- **Exercise instructions**: From the first line to the last, retype the data below exactly.

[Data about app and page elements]

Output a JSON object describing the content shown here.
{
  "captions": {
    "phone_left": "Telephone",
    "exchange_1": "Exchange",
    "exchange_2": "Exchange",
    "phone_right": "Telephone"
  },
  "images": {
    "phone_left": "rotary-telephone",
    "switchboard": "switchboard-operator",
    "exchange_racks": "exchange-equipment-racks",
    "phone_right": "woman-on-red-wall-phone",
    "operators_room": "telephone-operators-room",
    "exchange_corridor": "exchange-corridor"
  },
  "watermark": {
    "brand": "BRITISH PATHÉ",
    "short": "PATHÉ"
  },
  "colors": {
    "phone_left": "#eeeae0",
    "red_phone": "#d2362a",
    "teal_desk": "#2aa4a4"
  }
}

- **Task solution**:
Output a JSON object describing the content shown here.
{
  "captions": {
    "phone_left": "Telephone",
    "exchange_1": "Exchange",
    "exchange_2": "Exchange",
    "phone_right": "Telephone"
  },
  "images": {
    "phone_left": "rotary-telephone",
    "switchboard": "switchboard-operator",
    "exchange_racks": "exchange-equipment-racks",
    "phone_right": "woman-on-red-wall-phone",
    "operators_room": "telephone-operators-room",
    "exchange_corridor": "exchange-corridor"
  },
  "watermark": {
    "brand": "BRITISH PATHÉ",
    "short": "PATHÉ"
  },
  "colors": {
    "phone_left": "#eeeae0",
    "red_phone": "#d2362a",
    "teal_desk": "#2aa4a4"
  }
}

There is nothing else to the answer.